Turf toe is a sprain to the metatarsophalangeal joint (MTP)—the largest joint in the big toe, which connects the first bone in the toe and the first long bone in the foot. When the MTP joint is injured or sprained, it can lead to varying degrees of pain, bruising, swelling, and sensitivity below the joint or at the ball of the foot.
The MTP and the other joint of the big toe, called the proximal interphalangeal joint (PIPJ), are supported and secured in place by the plantar complex, which consists of tissue, ligaments, a tendon, and small bones. Turf toe occurs when the big toe over-extends, injuring the soft tissue in the plantar complex.
While turf toe is particularly prevalent among football athletes playing on artificial surfaces, this injury also impacts basketball, soccer, field hockey, and lacrosse players, as well as dancers.
Turf toe is also known by its medical name, first metatarsophalangeal joint sprain.
What Are the 3 Grades of Turf Toe Injuries?
The three grades of turf toe are based on severity:
This grade of turf toe is a minor injury involving a stretched plantar complex, with possible tenderness and swelling. Time-off from athletic participation is minimal: perhaps a few days of lighter workouts or rest.
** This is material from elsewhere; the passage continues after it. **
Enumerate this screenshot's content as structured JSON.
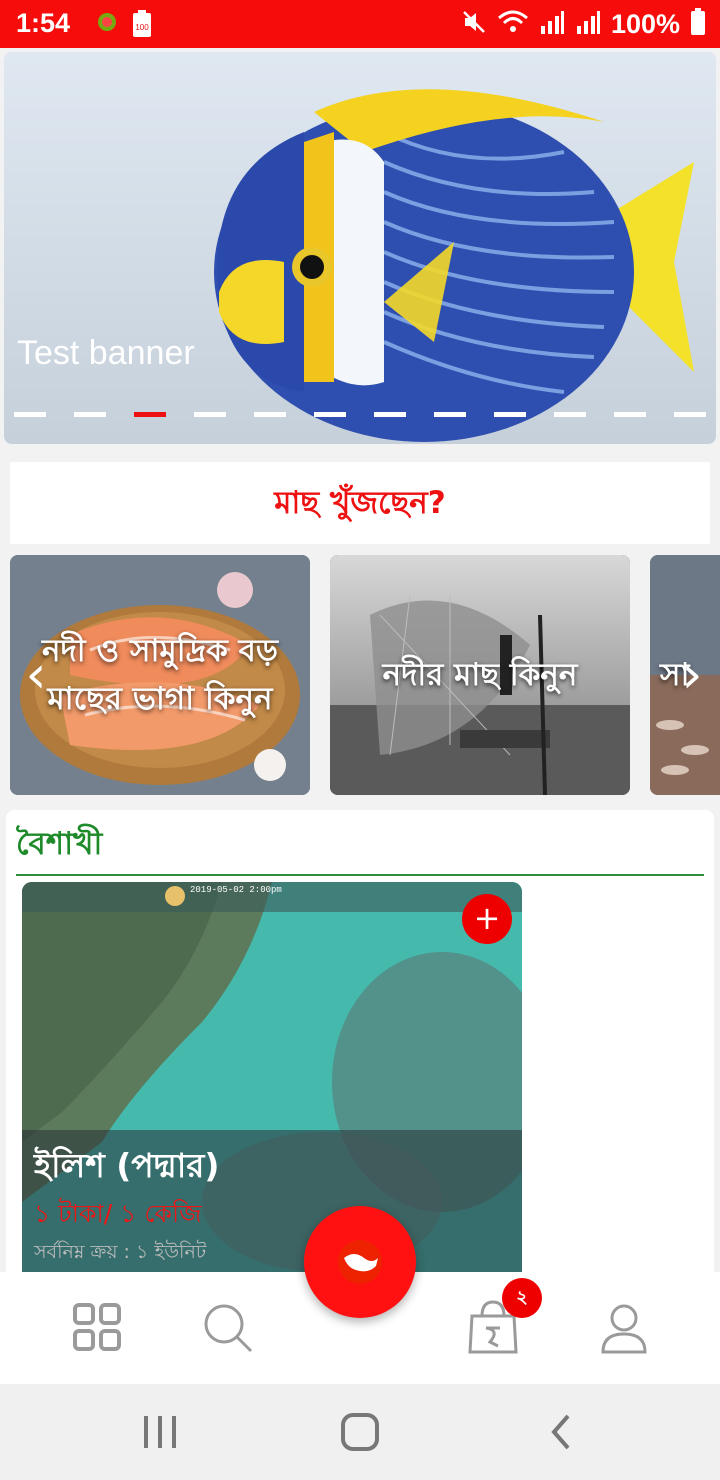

Failing to rest the MTP joint can make the injury worse.
The next level of turf toe causes moderate pain, diffuse tenderness, swelling, and bruising due to a partial tear in the plantar complex. A person’s regular activities are disrupted: symptoms magnify during the first 24 hours, joint movement is limited, and the person limps when weight is applied to the foot. Medical care is advised to make sure the injury is not more serious and to guide treatment. Physicians typically recommend taking about two weeks off from athletic activity in order to rest and heal.
The most serious turf toe injury results in a torn fully plantar complex. Severe pain is accompanied by acute swelling, bruising, and tenderness. The person is incapable of applying weight to the big toe. Urgent orthopaedic care is recommended, and a person may need several weeks of immobilization to heal.
During the past few years, turf toe injuries have increased.1 More awareness and early identification could be two reasons for this growth. The advent of lightweight, flexible shoes, and the increase in use of artificial surfaces are others.